In response to a Parliament question, Union Minister for Science and Technology, Jitendra Singh, said that India's space agency Isro had made $100 million from launching 45 commercial satellites in space. That is however money made (and not profits) over eight years and by comparison Arianespace, a French company and the dominant player in the commercial space launch market reported revenues of €1.399 and a €3 million profit just last year.
The reason why India is yet to rake in big money is because most of these foreign satellites are light satellites (less than 1600 kg) and for India to begin making a significant dent in the space-launch industry, worth $3 billion, it must be able to lob heavy communication satellites that are atleast four tonnes.
According to industry reports, more than 80% of the revenues from satellite launches come from heavy satellites.
India has spent more than two decades developing a class of rockets called the Geostationary Satellite Launch Vehicles (GSLV) for these weighty satellites, it still can’t reliably depend on them for its own missions, let alone offer them to foreign players.
To realise a reliable GSLV, India must develop a stable cryogenic engine and since 2001, when India launched a GSLV for the first time, it has had an abysmal 26% success rate.
Yet there couldn't be a better time for Antrix, Isro's commercial arm, to up its game for a variety of reasons. For one, it can keep costs low.

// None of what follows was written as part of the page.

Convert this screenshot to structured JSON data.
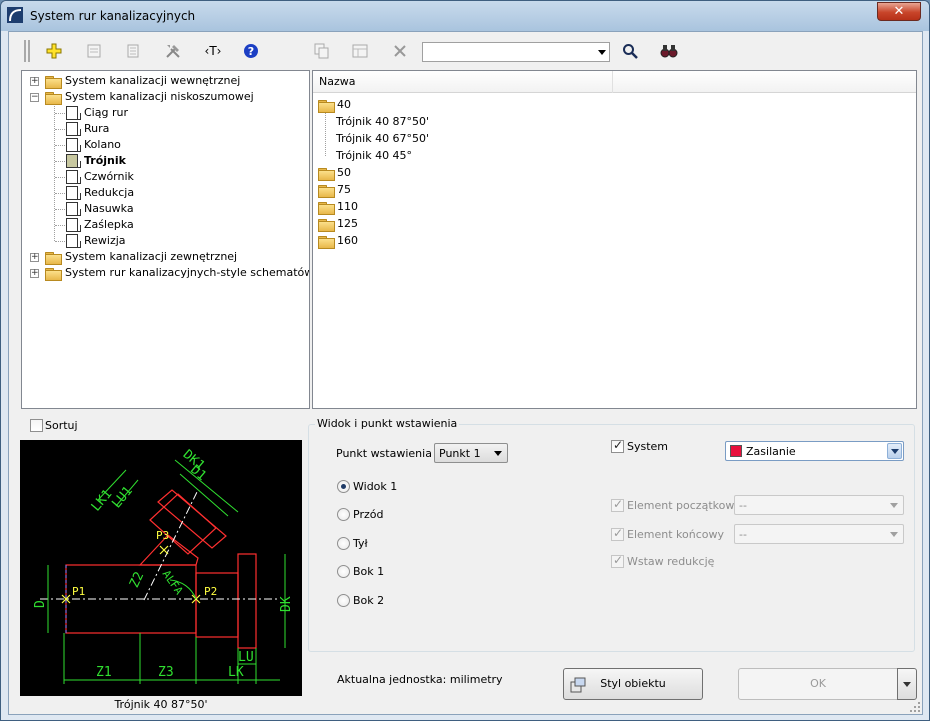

Indian scientists work on a fifth of the salaries of their counterparts in space agencies in Europe and the United States. These low costs are reflected in the entire ecosystem of manufacturers that include nearly 400 Indian private companies making different parts of the rockets and satellites. Ajay Lele, an expert on space studies at the Institute for Defence Studies and Analysis notes that Isro is frequently able to offer satellite launches at 75% of the cost of space agencies in the West.
With all the positive press that Isro has garnered with its Mars mission, there is a global buzz about the Indian space industry and this would be the right time for the agency to spruce up its commercial act. That includes, as Lele notes, farming out more of its commercial activities to private players and focussing more on technology development.
In fact, the most heartening news out of Isro of late has been a successful test, on the ground, of its indigenously-developed cryogenic engine that is absolutely necessary for powering rockets that can venture into deep space, guide manned missions and catapult all those heavy satellites.